The problem with adenomas is that they can cause blockages and impairments to normal breast function. In addition, adenomas can also be a sign of hormonal imbalances.
Lawrence and Lawrence say that cysts should be removed and biopsied but won’t interfere with breastfeeding. They add that pregnancy and breastfeeding can stimulate the growth of fibroadenomas that are related to the menstrual cycle. NICE guidelines discuss diagnosis techniques and treatment options for symptomatic breast fibroadenomas including high-intensity focused ultrasound8, and see Fibroadenoma of the Breast (Steven Halls, 2019) for more reading.
Fibrocystic breast condition (previously called fibrocystic breast disease) is a benign breast condition that encompasses a group of symptoms in the glandular breast tissue such as breast pain, solid lumps and cysts (fluid filled sacs). Some authors advise reducing caffeine in the mother’s diet to improve symptoms 9 or taking vitamin E supplements 10. Lawrence and Lawrence report that fibrocystic breasts can be associated with a bloody discharge from the nipple during pregnancy and lactation but generally the syndrome is not a contraindication to breastfeeding.
Rare causes of breast lumps while breastfeeding
It is very rare for a lump to be a sign of cancer especially while you are breastfeeding but always get medical advice if the lump is still there after a week 11, and particularly if it is getting bigger, does not move, is firm and hard, or if there is dimpling of the skin.
Most women worry that they may have cancer when they discover a breast lump. Studies have shown that breastfeeding reduces a mother’s risk of breast cancer. However, a lump that does not go away after a week or recurs in the same place despite careful treatment for a blocked duct, needs checking. In many cases breast lumps are benign tumours (fibromas) or milk-filled cysts (galactoceles) which can be diagnosed and treated whilst you continue to breastfeed. It is very rare for a lump to be a sign of cancer.

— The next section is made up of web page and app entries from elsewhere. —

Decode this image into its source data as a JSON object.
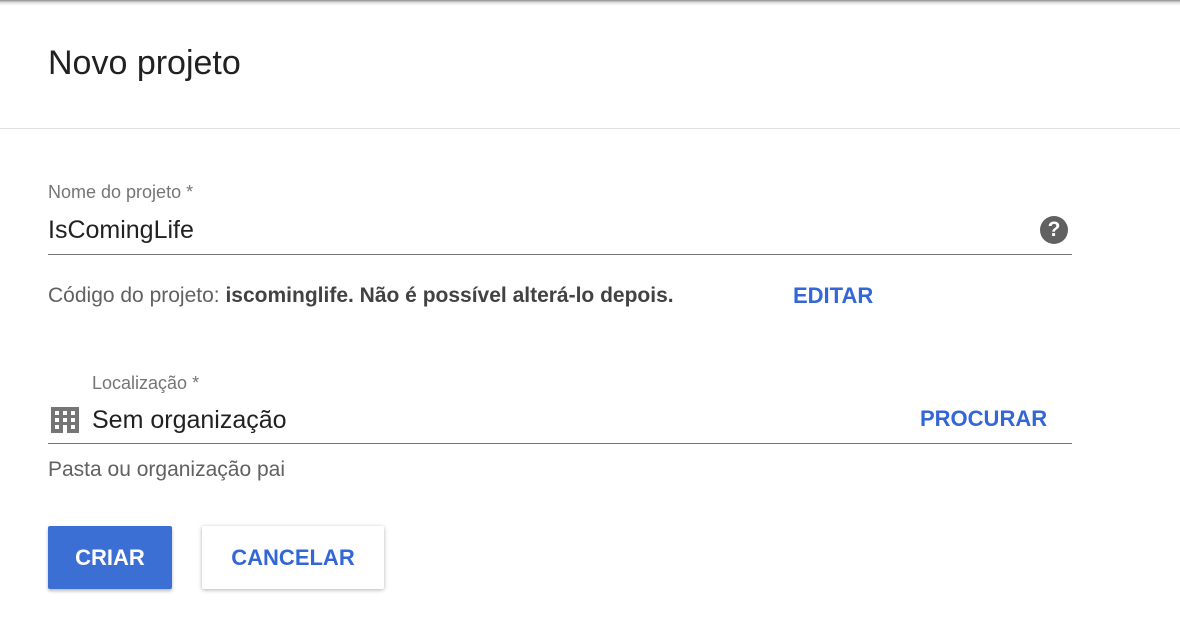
{
  "dialog": {
    "title": "Novo projeto"
  },
  "project_name": {
    "label": "Nome do projeto *",
    "value": "IsComingLife",
    "help_icon": "help-circle-icon"
  },
  "project_code": {
    "prefix": "Código do projeto: ",
    "code": "iscominglife",
    "suffix": ". Não é possível alterá-lo depois.",
    "edit_label": "EDITAR"
  },
  "location": {
    "label": "Localização *",
    "icon": "building-icon",
    "value": "Sem organização",
    "browse_label": "PROCURAR",
    "hint": "Pasta ou organização pai"
  },
  "actions": {
    "create_label": "CRIAR",
    "cancel_label": "CANCELAR"
  },
  "colors": {
    "accent": "#3367d6",
    "primary_button": "#3b6fd4"
  }
}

But do consult your doctor, especially if the lump continues to grow, does not move, or is firm and hard, and if there is dimpling of the skin.
Inflammatory carcinoma of the breast
Inflammatory breast cancer is a rare type of breast cancer where the whole breast can look red and inflamed and be very sore. This could occasionally be mistaken for mastitis. Jack Newman, Canadian paediatrician and breastfeeding expert explains:
This type of cancer can occur at any age but it is uncommon. It is a particularly aggressive type of breast cancer and sometimes the mastitis-like symptoms can come on over a day or two. The breast may swell rapidly and be quite red. A hint that this is different from typical mastitis is that the skin may have a peau d’orange (orange peel) appearance. Sometimes the nipple is retracted as well.
Breast lumps that come and go in the breasts or even the armpits are not unusual when breastfeeding. Possible causes of breastfeeding related lumps include engorgement, blocked ducts, mastitis, and galactoceles. It is rare for a lump to be a breast abscess or a sign of cancer but it is important to get medical advice if the lump is still there or increasing in size after about a week to rule this out. Most diagnostic tests are compatible with breastfeeding.
This article should not be construed as medical advice. Always confirm the nature of persistent breast lumps with your medical professional.